#### [Required action]
Return copies of the lines below that mention "name".

Component data from apps and pages:
★ ★ ★
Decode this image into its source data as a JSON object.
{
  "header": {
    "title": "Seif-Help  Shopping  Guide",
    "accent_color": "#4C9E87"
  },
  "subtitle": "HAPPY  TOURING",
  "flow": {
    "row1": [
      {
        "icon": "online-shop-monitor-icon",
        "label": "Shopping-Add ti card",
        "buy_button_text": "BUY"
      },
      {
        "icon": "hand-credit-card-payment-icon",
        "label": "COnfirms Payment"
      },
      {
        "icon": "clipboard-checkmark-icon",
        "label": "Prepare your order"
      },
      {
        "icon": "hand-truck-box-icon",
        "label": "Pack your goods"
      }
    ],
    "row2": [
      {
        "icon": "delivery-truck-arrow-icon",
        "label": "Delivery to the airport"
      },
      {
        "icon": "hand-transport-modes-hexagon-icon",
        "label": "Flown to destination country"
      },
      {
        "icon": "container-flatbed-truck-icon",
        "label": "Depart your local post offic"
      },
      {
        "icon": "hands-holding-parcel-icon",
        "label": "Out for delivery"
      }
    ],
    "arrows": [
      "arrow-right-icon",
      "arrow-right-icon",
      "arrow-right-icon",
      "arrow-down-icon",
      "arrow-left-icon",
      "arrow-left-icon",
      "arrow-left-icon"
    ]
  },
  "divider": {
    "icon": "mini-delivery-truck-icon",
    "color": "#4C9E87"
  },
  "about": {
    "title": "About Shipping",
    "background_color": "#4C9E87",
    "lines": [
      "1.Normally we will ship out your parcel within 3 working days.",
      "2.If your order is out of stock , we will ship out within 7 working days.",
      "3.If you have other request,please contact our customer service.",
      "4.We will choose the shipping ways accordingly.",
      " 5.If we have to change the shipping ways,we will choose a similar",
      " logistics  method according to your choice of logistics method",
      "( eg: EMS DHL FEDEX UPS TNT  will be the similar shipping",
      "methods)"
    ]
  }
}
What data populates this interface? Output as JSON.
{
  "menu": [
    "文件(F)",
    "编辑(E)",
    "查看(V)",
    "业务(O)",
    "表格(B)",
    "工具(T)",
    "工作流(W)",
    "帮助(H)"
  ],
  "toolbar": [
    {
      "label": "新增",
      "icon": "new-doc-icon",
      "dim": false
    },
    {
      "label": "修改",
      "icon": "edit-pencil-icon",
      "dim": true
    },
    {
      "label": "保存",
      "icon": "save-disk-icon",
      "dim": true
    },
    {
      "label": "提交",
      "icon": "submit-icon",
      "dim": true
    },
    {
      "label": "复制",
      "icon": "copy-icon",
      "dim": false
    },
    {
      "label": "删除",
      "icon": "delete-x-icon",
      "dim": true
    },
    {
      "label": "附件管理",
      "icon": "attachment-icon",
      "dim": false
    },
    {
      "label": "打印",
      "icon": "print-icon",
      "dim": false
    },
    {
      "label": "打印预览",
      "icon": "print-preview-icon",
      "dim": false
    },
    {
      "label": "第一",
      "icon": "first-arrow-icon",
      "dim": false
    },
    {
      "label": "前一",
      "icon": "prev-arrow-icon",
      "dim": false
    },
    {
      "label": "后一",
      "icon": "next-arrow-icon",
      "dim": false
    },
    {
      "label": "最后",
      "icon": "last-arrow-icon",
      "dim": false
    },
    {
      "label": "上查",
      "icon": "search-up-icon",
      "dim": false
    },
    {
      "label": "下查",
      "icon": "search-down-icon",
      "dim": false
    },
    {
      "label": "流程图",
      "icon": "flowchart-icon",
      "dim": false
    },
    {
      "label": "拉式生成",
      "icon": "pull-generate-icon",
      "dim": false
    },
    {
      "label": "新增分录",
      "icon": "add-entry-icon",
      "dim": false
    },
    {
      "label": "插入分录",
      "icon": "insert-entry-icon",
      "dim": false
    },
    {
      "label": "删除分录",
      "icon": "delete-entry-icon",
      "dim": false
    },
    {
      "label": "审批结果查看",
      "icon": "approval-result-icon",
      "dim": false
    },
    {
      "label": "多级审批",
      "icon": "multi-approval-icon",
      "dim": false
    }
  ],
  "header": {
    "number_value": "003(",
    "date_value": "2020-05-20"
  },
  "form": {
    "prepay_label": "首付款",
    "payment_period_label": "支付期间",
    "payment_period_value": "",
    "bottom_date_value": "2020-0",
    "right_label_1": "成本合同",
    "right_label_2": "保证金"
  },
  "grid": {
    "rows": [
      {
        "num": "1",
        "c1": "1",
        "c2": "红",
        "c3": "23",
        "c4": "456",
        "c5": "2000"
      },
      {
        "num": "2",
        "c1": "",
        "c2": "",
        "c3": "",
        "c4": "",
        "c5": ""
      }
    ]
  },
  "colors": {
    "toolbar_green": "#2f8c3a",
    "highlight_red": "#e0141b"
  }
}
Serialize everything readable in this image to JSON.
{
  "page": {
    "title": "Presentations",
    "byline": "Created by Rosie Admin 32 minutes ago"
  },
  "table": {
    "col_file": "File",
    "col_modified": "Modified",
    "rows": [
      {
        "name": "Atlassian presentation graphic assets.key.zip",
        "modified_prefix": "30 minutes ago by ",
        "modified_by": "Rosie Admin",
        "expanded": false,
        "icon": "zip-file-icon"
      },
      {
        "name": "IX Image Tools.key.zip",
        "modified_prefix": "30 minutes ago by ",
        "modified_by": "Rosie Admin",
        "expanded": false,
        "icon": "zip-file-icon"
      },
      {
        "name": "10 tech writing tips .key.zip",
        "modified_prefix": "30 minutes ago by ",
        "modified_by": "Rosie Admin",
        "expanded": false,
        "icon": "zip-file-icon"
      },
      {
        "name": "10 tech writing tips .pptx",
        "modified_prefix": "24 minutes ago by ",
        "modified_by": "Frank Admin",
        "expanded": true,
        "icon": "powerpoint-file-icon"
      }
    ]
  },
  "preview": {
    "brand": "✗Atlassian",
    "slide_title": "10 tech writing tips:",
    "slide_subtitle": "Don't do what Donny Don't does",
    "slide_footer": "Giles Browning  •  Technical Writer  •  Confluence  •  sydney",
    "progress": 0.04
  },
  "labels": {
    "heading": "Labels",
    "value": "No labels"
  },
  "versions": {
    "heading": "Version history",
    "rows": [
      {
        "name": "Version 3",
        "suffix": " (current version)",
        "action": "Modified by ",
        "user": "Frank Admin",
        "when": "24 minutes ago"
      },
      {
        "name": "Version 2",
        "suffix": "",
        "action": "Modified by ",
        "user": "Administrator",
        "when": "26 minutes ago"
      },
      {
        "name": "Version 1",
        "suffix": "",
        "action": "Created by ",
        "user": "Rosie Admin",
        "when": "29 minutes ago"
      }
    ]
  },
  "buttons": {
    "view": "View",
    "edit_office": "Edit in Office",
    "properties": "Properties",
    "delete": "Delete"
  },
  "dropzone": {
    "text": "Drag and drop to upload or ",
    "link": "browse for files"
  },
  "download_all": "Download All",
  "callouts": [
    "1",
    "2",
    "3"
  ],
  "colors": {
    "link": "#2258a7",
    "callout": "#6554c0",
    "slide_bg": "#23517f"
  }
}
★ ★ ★
#### [Solution to this problem]
        "name": "Atlassian presentation graphic assets.key.zip",
        "name": "IX Image Tools.key.zip",
        "name": "10 tech writing tips .key.zip",
        "name": "10 tech writing tips .pptx",
        "name": "Version 3",
        "name": "Version 2",
        "name": "Version 1",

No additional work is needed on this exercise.